Along with horses, birds, and other animals, dogs are also considered to be sacrificial animals in ancient China. By the Eastern Han Dynasty ceramic sculptures of dogs had become commonplace in tombs as mingqi (明器), or grave goods for the afterlife.
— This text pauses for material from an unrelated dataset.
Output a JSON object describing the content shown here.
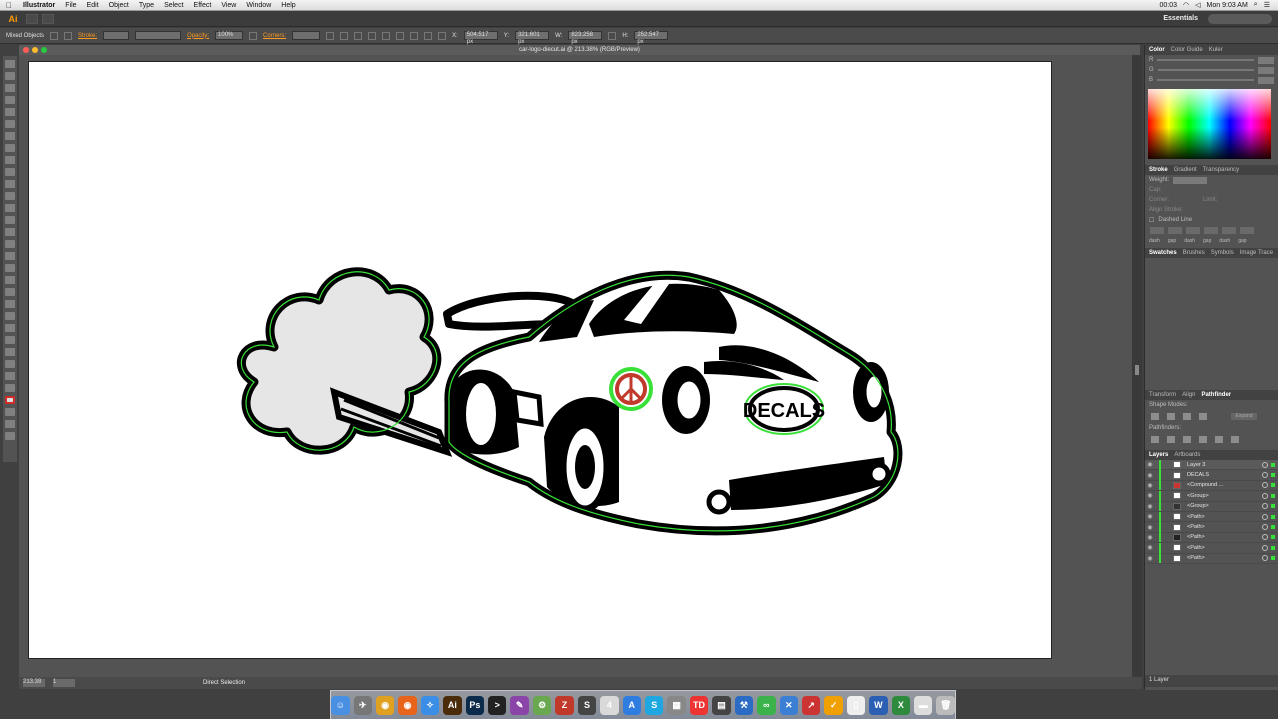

They were usually sculpted by hand, with close attention paid to the individualization of several different breeds. 

Physical Description
A gray earthenware sculpture of a crouching dog on a platform, resting on his two front paws, mouth open and pointed ears, long tail with curled end, with polychrome mineral pigments. 

Primary Object Classification
Ceramic

Primary Object Type
figure

Additional Object Classification(s)
Ceramic

Collection Area
Asian

Rights
If you are interested in using an image for a publication, please visit http://umma.umich.edu/request-image for more information and to fill out the online Image Rights and Reproductions Request Form.

Keywords
Canis familiaris (species)
ceramic (material)
ceramics (object genre)
earthenware
figures (representations)
grave goods
mineral pigment

9 Related Resources

Before 1492
(Part of 3 Learning Collections)
Death and Dying
(Part of 8 Learning Collections)
Grief and Mourning Rituals
(Part of 5 Learning Collections)
Heavens, Hells, and Afterlives
(Part of 3 Learning Collections)
Cabinet G: Shelf 2
(Part of: Albertine Monroe-Brown Study-Storage Gallery)

& Author Notes

Web Use Permitted